In the listing below, count the lines with "structured" and report only the figure.

- Exercise input
● ● ● ● ●
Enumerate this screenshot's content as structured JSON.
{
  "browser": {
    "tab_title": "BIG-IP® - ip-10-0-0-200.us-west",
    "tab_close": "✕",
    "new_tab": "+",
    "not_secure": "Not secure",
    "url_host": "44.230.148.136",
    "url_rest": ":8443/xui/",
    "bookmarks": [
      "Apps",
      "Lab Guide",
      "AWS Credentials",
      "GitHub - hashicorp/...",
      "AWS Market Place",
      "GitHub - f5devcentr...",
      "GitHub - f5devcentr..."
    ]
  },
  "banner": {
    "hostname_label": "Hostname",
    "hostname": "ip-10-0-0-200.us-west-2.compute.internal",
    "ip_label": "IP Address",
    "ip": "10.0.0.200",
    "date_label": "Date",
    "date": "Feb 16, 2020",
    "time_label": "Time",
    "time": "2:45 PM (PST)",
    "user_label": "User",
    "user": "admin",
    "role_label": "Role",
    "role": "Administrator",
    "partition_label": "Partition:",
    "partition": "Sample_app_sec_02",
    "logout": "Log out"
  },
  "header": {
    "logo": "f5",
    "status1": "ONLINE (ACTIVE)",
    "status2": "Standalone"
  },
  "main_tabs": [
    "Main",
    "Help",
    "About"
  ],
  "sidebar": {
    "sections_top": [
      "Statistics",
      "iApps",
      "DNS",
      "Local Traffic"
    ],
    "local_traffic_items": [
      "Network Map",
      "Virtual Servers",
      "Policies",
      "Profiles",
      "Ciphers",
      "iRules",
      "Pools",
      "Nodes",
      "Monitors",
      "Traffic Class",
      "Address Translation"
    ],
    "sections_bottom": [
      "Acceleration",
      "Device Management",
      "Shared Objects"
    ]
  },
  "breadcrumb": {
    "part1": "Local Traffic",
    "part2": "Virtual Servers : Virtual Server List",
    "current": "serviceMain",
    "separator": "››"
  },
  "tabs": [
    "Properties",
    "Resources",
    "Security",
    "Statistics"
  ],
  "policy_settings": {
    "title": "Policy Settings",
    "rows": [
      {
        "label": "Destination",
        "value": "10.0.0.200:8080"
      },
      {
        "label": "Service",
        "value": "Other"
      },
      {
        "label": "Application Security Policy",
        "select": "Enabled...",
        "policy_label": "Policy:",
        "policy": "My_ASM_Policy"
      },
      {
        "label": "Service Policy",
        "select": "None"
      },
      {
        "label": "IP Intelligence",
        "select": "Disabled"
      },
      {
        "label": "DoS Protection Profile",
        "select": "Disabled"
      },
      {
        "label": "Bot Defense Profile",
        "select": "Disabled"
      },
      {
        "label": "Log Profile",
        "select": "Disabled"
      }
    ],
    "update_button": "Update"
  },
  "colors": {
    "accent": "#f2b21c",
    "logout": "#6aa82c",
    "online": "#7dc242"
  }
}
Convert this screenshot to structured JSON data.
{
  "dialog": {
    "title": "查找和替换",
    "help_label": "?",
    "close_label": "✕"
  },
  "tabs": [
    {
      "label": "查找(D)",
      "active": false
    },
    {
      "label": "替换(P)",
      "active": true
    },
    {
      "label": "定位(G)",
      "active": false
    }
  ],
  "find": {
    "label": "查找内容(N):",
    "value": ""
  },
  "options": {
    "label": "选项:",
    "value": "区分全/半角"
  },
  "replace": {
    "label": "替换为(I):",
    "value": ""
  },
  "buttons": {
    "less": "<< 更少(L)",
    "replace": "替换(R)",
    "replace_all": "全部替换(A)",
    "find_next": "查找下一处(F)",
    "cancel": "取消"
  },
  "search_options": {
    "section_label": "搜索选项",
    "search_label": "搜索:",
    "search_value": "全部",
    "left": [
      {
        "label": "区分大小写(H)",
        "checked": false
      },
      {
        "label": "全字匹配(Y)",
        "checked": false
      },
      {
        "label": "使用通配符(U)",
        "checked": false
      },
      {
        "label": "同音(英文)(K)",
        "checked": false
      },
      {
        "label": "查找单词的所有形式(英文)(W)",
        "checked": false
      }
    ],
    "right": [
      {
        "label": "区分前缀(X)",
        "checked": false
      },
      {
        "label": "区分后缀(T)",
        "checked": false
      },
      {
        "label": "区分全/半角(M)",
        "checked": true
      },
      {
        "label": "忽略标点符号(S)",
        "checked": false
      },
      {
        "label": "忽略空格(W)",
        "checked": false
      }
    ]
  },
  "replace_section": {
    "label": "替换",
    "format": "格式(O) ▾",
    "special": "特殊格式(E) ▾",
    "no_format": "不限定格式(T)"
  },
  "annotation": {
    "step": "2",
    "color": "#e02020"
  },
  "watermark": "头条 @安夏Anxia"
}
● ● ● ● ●
- Solution to this problem
2